"Frozen" doesn't literally refer to ice, but the subject matter is chilling.
We caught up with Fresno State's Kathleen McKinley, who directs the Valley premiere of Bryony Lavery's 2004 Tony-nominated play, to talk about this emotionally charged drama, which opens today.
Question: What is the play about?
"Frozen" is the psychological journey of three people: a forensic psychiatrist, the mother of the young victim, and the offender, whose lives are chillingly connected by a horrific crime.
Why select "Frozen"?
We strive to present a season with a range of genres, as well as a balance of casting and technical demands. "Frozen" has been in my director's back pocket since it received four Tony nominations. As a Fresno premiere, adult drama, and actor-centered play, it fit well into our season this year.
The characters in "Frozen" are carrying some heavy emotional baggage accumulated over a period of years. What is it like to work with college-age actors in a play like this? Do you recall anything in particular that helped prepare them for these roles?

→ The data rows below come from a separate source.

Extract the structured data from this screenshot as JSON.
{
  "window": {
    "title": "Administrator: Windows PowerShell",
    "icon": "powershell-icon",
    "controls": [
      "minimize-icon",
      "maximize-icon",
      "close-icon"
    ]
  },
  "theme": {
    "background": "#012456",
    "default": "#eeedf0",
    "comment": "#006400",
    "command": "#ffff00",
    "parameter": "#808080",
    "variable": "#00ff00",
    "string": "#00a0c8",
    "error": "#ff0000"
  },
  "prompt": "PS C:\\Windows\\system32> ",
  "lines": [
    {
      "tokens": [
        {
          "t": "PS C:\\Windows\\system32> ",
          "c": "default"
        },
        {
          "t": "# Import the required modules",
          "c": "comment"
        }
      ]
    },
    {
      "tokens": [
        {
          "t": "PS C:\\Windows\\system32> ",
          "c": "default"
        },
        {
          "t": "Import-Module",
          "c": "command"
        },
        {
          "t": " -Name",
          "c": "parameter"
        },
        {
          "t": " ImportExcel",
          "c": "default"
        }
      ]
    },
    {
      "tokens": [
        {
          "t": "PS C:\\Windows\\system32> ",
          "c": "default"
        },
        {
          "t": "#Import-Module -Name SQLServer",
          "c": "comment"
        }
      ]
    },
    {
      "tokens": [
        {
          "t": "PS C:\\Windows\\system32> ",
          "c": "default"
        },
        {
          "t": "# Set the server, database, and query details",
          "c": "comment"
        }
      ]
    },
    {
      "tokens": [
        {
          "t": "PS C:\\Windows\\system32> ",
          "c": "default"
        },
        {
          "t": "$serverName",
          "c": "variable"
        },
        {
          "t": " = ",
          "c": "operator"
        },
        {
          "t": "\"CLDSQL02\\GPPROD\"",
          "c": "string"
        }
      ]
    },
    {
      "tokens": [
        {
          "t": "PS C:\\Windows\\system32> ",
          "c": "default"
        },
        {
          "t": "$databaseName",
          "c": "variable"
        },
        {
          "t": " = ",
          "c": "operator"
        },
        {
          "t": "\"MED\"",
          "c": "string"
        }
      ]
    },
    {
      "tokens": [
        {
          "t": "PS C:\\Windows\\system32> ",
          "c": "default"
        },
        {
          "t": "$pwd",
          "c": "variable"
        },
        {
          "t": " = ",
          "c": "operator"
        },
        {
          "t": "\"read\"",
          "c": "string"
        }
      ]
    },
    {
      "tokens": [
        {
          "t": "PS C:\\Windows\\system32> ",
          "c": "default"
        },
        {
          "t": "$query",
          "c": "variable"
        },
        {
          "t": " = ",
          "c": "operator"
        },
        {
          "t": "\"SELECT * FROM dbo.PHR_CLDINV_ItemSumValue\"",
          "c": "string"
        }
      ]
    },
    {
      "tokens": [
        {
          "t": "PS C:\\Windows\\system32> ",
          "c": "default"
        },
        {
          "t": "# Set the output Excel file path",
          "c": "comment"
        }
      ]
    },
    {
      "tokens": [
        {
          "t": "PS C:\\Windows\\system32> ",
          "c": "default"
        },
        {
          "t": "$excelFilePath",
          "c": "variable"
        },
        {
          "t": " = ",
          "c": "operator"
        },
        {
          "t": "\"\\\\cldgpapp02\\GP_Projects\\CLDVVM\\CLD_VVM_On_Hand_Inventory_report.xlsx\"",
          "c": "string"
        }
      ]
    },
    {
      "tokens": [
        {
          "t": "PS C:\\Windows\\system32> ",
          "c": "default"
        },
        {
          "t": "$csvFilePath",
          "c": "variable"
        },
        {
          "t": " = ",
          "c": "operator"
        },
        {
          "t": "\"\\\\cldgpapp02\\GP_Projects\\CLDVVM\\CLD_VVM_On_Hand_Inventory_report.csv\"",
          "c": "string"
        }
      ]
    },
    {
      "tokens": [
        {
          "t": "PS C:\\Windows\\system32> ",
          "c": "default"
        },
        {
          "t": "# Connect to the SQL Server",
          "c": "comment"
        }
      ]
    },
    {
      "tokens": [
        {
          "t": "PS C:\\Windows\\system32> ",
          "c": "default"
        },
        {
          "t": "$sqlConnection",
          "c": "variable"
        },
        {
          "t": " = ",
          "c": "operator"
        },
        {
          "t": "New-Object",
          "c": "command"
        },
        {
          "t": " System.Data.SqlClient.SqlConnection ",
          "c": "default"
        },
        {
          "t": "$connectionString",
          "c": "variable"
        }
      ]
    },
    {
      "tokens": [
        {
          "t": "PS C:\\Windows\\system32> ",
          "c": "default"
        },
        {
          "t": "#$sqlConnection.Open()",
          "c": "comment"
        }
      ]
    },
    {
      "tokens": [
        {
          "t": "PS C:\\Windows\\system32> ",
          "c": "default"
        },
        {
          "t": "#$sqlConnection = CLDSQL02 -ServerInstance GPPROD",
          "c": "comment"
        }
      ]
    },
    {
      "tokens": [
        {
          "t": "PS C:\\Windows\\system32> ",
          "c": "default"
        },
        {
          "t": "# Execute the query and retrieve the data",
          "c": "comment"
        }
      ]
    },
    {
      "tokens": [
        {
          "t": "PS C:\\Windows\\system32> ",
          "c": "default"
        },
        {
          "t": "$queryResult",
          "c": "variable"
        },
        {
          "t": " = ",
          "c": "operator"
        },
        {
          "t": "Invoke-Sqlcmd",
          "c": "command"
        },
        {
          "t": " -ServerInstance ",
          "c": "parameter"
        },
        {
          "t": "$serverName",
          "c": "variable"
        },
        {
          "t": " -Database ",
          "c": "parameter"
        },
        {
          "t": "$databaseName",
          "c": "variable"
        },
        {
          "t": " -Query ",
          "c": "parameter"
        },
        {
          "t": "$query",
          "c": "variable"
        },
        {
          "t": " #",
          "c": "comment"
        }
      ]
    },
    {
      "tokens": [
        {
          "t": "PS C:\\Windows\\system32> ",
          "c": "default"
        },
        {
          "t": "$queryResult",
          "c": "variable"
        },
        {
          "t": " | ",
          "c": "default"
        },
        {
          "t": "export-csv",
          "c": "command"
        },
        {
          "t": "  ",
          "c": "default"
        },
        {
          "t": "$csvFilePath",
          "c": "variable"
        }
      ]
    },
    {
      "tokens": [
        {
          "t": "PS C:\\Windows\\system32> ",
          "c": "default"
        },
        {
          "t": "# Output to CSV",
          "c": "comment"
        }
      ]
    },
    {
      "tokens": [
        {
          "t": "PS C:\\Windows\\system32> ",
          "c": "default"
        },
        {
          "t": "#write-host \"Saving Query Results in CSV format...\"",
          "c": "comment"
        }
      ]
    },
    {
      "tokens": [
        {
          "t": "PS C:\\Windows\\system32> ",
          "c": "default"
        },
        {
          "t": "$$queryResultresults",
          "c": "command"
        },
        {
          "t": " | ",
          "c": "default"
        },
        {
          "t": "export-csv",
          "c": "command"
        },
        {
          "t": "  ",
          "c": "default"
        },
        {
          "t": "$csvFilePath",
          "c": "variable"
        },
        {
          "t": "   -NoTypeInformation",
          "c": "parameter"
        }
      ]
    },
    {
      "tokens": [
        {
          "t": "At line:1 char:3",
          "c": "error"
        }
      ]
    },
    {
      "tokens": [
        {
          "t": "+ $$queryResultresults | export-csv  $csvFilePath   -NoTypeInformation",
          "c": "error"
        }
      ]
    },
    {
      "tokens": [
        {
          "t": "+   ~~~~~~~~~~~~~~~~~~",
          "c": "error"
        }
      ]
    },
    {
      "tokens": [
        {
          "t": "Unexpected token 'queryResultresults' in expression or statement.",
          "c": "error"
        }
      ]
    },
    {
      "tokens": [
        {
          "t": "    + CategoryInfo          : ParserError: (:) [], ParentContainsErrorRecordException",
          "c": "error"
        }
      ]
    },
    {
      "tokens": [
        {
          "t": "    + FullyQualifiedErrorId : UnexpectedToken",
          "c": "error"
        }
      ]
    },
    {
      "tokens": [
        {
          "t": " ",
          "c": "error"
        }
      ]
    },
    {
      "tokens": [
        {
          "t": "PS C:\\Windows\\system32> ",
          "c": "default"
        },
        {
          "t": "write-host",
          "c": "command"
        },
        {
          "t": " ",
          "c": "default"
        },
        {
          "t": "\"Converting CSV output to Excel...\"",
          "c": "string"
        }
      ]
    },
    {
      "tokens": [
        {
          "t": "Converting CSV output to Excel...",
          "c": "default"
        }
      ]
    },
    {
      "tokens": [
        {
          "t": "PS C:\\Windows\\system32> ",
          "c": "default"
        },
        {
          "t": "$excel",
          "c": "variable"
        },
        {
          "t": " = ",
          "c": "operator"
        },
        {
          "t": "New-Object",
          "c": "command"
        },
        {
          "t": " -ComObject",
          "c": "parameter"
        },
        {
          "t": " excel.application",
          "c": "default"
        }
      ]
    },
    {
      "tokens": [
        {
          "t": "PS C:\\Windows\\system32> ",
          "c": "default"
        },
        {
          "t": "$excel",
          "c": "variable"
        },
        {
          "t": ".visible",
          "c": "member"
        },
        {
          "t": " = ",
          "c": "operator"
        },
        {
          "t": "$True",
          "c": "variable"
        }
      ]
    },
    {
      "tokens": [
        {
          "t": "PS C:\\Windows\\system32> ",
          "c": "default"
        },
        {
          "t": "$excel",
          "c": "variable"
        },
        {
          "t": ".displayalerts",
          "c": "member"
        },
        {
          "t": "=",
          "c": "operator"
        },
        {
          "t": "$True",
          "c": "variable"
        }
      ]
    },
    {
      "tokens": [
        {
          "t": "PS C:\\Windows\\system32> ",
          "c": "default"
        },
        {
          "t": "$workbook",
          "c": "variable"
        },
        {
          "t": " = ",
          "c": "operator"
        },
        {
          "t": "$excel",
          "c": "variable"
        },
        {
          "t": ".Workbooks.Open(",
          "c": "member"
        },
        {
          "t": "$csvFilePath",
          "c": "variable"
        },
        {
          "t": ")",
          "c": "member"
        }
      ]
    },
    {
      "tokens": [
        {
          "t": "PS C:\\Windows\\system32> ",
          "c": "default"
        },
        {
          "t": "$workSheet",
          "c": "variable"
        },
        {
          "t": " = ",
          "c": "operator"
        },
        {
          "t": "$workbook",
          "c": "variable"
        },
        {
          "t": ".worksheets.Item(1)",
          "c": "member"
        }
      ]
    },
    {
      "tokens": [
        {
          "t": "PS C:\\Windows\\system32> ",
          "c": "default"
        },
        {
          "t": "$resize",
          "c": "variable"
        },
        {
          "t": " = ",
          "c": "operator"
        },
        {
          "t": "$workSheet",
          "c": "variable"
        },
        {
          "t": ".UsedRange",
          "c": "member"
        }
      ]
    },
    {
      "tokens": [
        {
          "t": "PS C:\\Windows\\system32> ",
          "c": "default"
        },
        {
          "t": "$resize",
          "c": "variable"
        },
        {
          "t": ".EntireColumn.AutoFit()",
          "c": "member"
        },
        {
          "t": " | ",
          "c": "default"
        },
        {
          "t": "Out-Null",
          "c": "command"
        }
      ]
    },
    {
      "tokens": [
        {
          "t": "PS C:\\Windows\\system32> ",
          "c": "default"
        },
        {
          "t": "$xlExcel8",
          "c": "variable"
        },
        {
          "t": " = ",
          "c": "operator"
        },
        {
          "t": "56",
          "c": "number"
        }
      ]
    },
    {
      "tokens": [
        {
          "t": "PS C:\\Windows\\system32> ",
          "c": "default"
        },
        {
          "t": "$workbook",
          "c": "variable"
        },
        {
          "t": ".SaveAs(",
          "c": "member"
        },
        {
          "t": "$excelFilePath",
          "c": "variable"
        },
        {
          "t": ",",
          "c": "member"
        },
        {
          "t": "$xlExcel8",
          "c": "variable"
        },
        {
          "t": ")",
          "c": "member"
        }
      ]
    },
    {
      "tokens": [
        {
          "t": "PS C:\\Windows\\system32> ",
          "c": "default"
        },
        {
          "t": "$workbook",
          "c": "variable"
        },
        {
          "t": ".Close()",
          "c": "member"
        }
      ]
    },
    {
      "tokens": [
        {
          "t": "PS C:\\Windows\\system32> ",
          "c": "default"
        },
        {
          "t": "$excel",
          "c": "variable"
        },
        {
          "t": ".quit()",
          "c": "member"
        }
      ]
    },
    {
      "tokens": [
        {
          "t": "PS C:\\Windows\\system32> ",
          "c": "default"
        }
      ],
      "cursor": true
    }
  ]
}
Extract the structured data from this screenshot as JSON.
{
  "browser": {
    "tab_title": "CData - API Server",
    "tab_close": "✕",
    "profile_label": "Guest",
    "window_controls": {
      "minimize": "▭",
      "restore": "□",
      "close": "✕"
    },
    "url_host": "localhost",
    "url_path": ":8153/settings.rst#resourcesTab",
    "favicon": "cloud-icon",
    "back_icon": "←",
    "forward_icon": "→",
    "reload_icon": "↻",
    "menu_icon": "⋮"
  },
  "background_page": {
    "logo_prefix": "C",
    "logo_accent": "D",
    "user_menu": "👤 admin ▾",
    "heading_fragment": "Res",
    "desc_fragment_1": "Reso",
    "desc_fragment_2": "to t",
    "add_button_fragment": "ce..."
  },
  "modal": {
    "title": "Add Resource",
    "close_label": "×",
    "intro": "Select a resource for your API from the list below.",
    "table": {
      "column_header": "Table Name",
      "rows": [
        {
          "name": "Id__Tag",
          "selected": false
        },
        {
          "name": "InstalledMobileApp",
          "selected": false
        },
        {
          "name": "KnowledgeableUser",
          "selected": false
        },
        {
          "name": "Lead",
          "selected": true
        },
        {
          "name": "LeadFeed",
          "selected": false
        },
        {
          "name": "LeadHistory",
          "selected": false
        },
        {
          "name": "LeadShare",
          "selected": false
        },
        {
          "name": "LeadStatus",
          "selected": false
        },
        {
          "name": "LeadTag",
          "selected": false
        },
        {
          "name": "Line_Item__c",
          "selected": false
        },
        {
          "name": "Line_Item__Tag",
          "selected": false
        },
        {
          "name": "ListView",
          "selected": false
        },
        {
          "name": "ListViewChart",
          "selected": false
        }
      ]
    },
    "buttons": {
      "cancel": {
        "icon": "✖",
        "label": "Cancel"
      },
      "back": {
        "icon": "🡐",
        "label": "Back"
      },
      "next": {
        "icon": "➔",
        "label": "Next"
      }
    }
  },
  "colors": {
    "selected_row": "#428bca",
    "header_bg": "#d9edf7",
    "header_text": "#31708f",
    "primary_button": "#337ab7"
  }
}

Yes, my cast members are younger than the characters they play in "Frozen." Ah, the magic and challenge of college theater! Of course, it would be rare for any actor, young or old, to have life experiences similar to the characters of "Frozen." One has to have the courage to dig deep and recognize the potential within for the heroic and the vile.
How did you approach this play in terms of working with your designers?
A team of student designers created lights, sound and costumes for this production in the Woods Theatre. Much of the play is memory, addressed directly to the audience, and characters transition from place to place within a single monologue. I urged the designers to realize a world that is more psychological than real, with each character entering in and out of cold isolation.
Forgiveness is a universal human concept that has lots of interpretations. I'd bet that most people think of themselves as a forgiving type, but it doesn't always work out that way in practice. Does this play have one clear definition of forgiveness, or is that even possible? Did "Frozen" alter your own views of what forgiveness is?
Ms. Lavery, the playwright, says, "I think you're lucky if forgiveness visits you. And you're in agony if it doesn't." The play is not a sermon for forgiveness. What are the limits of forgiveness and what is the power of remorse? The play poses those questions to the audience. My research included the Restorative Justice movement, especially in England where the play takes place. Victims testify to life-changing healing resulting from the humanization of offenders who have so harmed them. The mother in "Frozen" stumbles toward closure with detours thru false hope and fantasies of revenge. The play does not lecture, but asks the audience to go along on this journey.
What was the biggest challenge of "Frozen" for you? How about the cast?
Theater can allow actors and audience to venture into the unthinkable, and return again, enlightened, moved, disturbed but unharmed. I was drawn to the concise writing and tremendous acting challenges of "Frozen," but I admit that as a director, I questioned whether I wanted to venture into a parent's worst nightmare night after night. As scary as it seems, actors often revel in the exploration of seriously flawed characters!
Anything else you'd like to say?
This play is no more provocative than most prime-time crime dramas, but an intimate theatre setting can ratchet up the intensity, so audience discretion is advised. The play has darkly humorous moments as well; the playwright says she "has never been in a situation, however tragic, where there isn't something funny."
through March 22, Woods Theatre, Fresno State. fresnostate.edu/theatrearts
, (559) 278-7512. Tickets: $17, $15 seniors, $10 students.
The reporter can be reached at email@example.com
, (559) 441-6373 or @donaldbeearts on Twitter. Read his blog at fresnobeehive.com.